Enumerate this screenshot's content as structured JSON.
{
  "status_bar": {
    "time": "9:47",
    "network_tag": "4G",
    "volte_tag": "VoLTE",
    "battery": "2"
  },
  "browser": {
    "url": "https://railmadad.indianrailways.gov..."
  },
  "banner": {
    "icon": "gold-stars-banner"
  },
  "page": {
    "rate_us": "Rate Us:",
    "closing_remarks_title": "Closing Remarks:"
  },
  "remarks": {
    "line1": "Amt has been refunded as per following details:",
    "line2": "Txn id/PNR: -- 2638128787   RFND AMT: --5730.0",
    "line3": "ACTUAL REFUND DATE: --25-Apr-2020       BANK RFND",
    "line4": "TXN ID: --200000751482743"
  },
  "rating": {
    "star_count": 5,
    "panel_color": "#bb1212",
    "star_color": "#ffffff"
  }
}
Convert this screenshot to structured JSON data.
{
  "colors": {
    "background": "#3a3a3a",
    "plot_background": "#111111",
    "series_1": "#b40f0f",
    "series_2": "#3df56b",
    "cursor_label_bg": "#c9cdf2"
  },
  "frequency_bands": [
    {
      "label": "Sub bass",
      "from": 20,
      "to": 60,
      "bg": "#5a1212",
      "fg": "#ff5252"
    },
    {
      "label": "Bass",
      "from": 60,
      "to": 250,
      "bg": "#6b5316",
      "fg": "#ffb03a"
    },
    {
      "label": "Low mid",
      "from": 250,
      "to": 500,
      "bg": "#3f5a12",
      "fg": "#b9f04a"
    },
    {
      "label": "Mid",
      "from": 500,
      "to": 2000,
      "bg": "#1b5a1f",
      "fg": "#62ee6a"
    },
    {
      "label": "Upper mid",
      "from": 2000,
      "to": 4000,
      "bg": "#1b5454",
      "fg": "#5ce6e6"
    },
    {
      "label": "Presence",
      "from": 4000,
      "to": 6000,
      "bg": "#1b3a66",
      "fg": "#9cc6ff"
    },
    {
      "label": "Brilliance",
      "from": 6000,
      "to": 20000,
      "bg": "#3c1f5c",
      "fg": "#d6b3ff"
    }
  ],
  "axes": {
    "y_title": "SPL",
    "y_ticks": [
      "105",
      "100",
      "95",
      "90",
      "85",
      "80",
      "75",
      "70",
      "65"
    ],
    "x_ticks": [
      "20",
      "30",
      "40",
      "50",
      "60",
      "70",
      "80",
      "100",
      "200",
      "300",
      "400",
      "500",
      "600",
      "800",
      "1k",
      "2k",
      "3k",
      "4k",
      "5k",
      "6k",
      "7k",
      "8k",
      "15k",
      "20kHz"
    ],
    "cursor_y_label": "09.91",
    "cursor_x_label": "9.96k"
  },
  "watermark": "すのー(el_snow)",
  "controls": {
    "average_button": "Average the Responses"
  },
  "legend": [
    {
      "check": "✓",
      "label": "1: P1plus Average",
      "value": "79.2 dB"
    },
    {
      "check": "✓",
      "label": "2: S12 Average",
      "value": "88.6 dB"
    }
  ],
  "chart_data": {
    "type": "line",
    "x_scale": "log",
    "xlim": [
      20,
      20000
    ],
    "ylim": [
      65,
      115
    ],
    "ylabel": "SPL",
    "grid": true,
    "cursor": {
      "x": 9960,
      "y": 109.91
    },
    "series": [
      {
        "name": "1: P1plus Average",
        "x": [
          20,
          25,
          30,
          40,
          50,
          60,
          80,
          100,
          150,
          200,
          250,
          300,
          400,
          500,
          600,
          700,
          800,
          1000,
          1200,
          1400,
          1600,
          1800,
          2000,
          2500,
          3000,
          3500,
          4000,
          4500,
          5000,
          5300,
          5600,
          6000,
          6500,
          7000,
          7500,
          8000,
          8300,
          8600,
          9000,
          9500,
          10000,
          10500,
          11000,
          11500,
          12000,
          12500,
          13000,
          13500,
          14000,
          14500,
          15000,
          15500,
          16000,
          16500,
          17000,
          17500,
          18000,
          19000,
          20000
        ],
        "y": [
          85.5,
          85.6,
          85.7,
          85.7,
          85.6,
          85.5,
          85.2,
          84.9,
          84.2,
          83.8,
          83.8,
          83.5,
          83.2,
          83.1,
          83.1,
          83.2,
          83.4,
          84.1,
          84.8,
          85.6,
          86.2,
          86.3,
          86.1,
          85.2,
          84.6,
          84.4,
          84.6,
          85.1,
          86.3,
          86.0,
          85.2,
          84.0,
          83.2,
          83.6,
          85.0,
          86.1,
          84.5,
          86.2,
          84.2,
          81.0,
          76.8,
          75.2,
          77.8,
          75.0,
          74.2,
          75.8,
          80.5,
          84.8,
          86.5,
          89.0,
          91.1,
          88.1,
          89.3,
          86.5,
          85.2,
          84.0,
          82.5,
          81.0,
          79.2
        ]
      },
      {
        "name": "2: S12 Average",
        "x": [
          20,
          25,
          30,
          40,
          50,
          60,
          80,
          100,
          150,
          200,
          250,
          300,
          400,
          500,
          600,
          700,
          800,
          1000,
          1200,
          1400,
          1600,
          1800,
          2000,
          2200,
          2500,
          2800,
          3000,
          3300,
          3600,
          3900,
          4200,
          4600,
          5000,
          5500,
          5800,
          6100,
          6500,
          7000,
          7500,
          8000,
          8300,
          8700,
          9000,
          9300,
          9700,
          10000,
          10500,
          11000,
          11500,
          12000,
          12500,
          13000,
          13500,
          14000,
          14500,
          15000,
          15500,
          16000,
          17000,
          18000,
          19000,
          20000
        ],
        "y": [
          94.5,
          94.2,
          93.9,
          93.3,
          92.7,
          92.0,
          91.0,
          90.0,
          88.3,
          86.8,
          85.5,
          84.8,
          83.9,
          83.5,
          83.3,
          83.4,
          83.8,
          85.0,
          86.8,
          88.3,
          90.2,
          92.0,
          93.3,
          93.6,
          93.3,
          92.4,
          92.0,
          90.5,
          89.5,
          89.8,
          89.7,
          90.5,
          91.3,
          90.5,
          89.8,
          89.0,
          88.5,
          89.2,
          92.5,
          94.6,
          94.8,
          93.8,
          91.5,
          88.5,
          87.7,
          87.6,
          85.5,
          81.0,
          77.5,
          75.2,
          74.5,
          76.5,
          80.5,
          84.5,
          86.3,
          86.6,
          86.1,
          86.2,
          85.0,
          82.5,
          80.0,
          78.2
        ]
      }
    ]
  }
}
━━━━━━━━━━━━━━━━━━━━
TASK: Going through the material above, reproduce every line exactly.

EXERCISE RESPONSE:
Enumerate this screenshot's content as structured JSON.
{
  "status_bar": {
    "time": "9:47",
    "network_tag": "4G",
    "volte_tag": "VoLTE",
    "battery": "2"
  },
  "browser": {
    "url": "https://railmadad.indianrailways.gov..."
  },
  "banner": {
    "icon": "gold-stars-banner"
  },
  "page": {
    "rate_us": "Rate Us:",
    "closing_remarks_title": "Closing Remarks:"
  },
  "remarks": {
    "line1": "Amt has been refunded as per following details:",
    "line2": "Txn id/PNR: -- 2638128787   RFND AMT: --5730.0",
    "line3": "ACTUAL REFUND DATE: --25-Apr-2020       BANK RFND",
    "line4": "TXN ID: --200000751482743"
  },
  "rating": {
    "star_count": 5,
    "panel_color": "#bb1212",
    "star_color": "#ffffff"
  }
}
Convert this screenshot to structured JSON data.
{
  "colors": {
    "background": "#3a3a3a",
    "plot_background": "#111111",
    "series_1": "#b40f0f",
    "series_2": "#3df56b",
    "cursor_label_bg": "#c9cdf2"
  },
  "frequency_bands": [
    {
      "label": "Sub bass",
      "from": 20,
      "to": 60,
      "bg": "#5a1212",
      "fg": "#ff5252"
    },
    {
      "label": "Bass",
      "from": 60,
      "to": 250,
      "bg": "#6b5316",
      "fg": "#ffb03a"
    },
    {
      "label": "Low mid",
      "from": 250,
      "to": 500,
      "bg": "#3f5a12",
      "fg": "#b9f04a"
    },
    {
      "label": "Mid",
      "from": 500,
      "to": 2000,
      "bg": "#1b5a1f",
      "fg": "#62ee6a"
    },
    {
      "label": "Upper mid",
      "from": 2000,
      "to": 4000,
      "bg": "#1b5454",
      "fg": "#5ce6e6"
    },
    {
      "label": "Presence",
      "from": 4000,
      "to": 6000,
      "bg": "#1b3a66",
      "fg": "#9cc6ff"
    },
    {
      "label": "Brilliance",
      "from": 6000,
      "to": 20000,
      "bg": "#3c1f5c",
      "fg": "#d6b3ff"
    }
  ],
  "axes": {
    "y_title": "SPL",
    "y_ticks": [
      "105",
      "100",
      "95",
      "90",
      "85",
      "80",
      "75",
      "70",
      "65"
    ],
    "x_ticks": [
      "20",
      "30",
      "40",
      "50",
      "60",
      "70",
      "80",
      "100",
      "200",
      "300",
      "400",
      "500",
      "600",
      "800",
      "1k",
      "2k",
      "3k",
      "4k",
      "5k",
      "6k",
      "7k",
      "8k",
      "15k",
      "20kHz"
    ],
    "cursor_y_label": "09.91",
    "cursor_x_label": "9.96k"
  },
  "watermark": "すのー(el_snow)",
  "controls": {
    "average_button": "Average the Responses"
  },
  "legend": [
    {
      "check": "✓",
      "label": "1: P1plus Average",
      "value": "79.2 dB"
    },
    {
      "check": "✓",
      "label": "2: S12 Average",
      "value": "88.6 dB"
    }
  ],
  "chart_data": {
    "type": "line",
    "x_scale": "log",
    "xlim": [
      20,
      20000
    ],
    "ylim": [
      65,
      115
    ],
    "ylabel": "SPL",
    "grid": true,
    "cursor": {
      "x": 9960,
      "y": 109.91
    },
    "series": [
      {
        "name": "1: P1plus Average",
        "x": [
          20,
          25,
          30,
          40,
          50,
          60,
          80,
          100,
          150,
          200,
          250,
          300,
          400,
          500,
          600,
          700,
          800,
          1000,
          1200,
          1400,
          1600,
          1800,
          2000,
          2500,
          3000,
          3500,
          4000,
          4500,
          5000,
          5300,
          5600,
          6000,
          6500,
          7000,
          7500,
          8000,
          8300,
          8600,
          9000,
          9500,
          10000,
          10500,
          11000,
          11500,
          12000,
          12500,
          13000,
          13500,
          14000,
          14500,
          15000,
          15500,
          16000,
          16500,
          17000,
          17500,
          18000,
          19000,
          20000
        ],
        "y": [
          85.5,
          85.6,
          85.7,
          85.7,
          85.6,
          85.5,
          85.2,
          84.9,
          84.2,
          83.8,
          83.8,
          83.5,
          83.2,
          83.1,
          83.1,
          83.2,
          83.4,
          84.1,
          84.8,
          85.6,
          86.2,
          86.3,
          86.1,
          85.2,
          84.6,
          84.4,
          84.6,
          85.1,
          86.3,
          86.0,
          85.2,
          84.0,
          83.2,
          83.6,
          85.0,
          86.1,
          84.5,
          86.2,
          84.2,
          81.0,
          76.8,
          75.2,
          77.8,
          75.0,
          74.2,
          75.8,
          80.5,
          84.8,
          86.5,
          89.0,
          91.1,
          88.1,
          89.3,
          86.5,
          85.2,
          84.0,
          82.5,
          81.0,
          79.2
        ]
      },
      {
        "name": "2: S12 Average",
        "x": [
          20,
          25,
          30,
          40,
          50,
          60,
          80,
          100,
          150,
          200,
          250,
          300,
          400,
          500,
          600,
          700,
          800,
          1000,
          1200,
          1400,
          1600,
          1800,
          2000,
          2200,
          2500,
          2800,
          3000,
          3300,
          3600,
          3900,
          4200,
          4600,
          5000,
          5500,
          5800,
          6100,
          6500,
          7000,
          7500,
          8000,
          8300,
          8700,
          9000,
          9300,
          9700,
          10000,
          10500,
          11000,
          11500,
          12000,
          12500,
          13000,
          13500,
          14000,
          14500,
          15000,
          15500,
          16000,
          17000,
          18000,
          19000,
          20000
        ],
        "y": [
          94.5,
          94.2,
          93.9,
          93.3,
          92.7,
          92.0,
          91.0,
          90.0,
          88.3,
          86.8,
          85.5,
          84.8,
          83.9,
          83.5,
          83.3,
          83.4,
          83.8,
          85.0,
          86.8,
          88.3,
          90.2,
          92.0,
          93.3,
          93.6,
          93.3,
          92.4,
          92.0,
          90.5,
          89.5,
          89.8,
          89.7,
          90.5,
          91.3,
          90.5,
          89.8,
          89.0,
          88.5,
          89.2,
          92.5,
          94.6,
          94.8,
          93.8,
          91.5,
          88.5,
          87.7,
          87.6,
          85.5,
          81.0,
          77.5,
          75.2,
          74.5,
          76.5,
          80.5,
          84.5,
          86.3,
          86.6,
          86.1,
          86.2,
          85.0,
          82.5,
          80.0,
          78.2
        ]
      }
    ]
  }
}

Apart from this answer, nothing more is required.